(DATA FOR PROCESSING)

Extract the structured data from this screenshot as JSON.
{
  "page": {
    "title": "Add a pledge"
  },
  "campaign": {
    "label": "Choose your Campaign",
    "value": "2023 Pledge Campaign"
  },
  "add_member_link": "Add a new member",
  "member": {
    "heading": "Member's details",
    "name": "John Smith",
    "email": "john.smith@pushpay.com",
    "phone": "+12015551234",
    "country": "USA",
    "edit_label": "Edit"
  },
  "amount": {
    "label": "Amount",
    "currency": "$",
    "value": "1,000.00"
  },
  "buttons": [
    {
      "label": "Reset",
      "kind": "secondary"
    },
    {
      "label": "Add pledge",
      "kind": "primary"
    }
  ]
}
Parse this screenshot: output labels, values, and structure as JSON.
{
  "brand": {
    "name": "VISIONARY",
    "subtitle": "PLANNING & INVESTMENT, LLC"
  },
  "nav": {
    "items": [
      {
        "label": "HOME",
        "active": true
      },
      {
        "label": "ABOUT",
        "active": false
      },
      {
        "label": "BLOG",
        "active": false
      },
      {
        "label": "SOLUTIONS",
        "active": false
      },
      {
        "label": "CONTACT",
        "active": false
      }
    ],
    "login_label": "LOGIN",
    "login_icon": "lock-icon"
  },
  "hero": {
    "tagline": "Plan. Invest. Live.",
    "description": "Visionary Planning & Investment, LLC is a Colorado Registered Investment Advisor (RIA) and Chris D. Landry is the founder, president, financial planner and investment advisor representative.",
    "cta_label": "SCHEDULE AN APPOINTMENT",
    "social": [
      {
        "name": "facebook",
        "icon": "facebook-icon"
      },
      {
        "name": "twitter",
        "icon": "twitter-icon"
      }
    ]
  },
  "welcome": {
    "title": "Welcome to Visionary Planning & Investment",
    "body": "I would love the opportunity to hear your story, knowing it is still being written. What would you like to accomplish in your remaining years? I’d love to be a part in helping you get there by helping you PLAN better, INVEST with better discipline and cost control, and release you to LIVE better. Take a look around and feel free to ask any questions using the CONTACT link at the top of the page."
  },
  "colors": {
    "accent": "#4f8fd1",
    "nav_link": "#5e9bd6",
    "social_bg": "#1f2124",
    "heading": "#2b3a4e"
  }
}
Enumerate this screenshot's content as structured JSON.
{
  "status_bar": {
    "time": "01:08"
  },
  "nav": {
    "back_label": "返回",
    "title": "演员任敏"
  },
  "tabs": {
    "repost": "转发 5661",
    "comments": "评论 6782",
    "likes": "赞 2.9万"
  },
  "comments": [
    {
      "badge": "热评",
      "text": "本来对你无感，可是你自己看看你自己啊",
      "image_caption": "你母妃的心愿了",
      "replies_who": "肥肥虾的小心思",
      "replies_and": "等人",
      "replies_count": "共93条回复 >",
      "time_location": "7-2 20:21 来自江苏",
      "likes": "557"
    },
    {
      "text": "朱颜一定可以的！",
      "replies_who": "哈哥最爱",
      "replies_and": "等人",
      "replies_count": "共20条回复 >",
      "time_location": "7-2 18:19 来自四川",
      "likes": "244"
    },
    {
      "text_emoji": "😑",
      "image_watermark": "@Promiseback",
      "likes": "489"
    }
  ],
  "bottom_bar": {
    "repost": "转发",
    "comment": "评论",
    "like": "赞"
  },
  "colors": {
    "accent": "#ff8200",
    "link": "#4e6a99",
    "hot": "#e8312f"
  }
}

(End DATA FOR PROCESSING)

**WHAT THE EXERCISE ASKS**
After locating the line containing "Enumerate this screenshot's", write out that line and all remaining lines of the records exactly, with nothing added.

**EXERCISE RESPONSE**
Enumerate this screenshot's content as structured JSON.
{
  "status_bar": {
    "time": "01:08"
  },
  "nav": {
    "back_label": "返回",
    "title": "演员任敏"
  },
  "tabs": {
    "repost": "转发 5661",
    "comments": "评论 6782",
    "likes": "赞 2.9万"
  },
  "comments": [
    {
      "badge": "热评",
      "text": "本来对你无感，可是你自己看看你自己啊",
      "image_caption": "你母妃的心愿了",
      "replies_who": "肥肥虾的小心思",
      "replies_and": "等人",
      "replies_count": "共93条回复 >",
      "time_location": "7-2 20:21 来自江苏",
      "likes": "557"
    },
    {
      "text": "朱颜一定可以的！",
      "replies_who": "哈哥最爱",
      "replies_and": "等人",
      "replies_count": "共20条回复 >",
      "time_location": "7-2 18:19 来自四川",
      "likes": "244"
    },
    {
      "text_emoji": "😑",
      "image_watermark": "@Promiseback",
      "likes": "489"
    }
  ],
  "bottom_bar": {
    "repost": "转发",
    "comment": "评论",
    "like": "赞"
  },
  "colors": {
    "accent": "#ff8200",
    "link": "#4e6a99",
    "hot": "#e8312f"
  }
}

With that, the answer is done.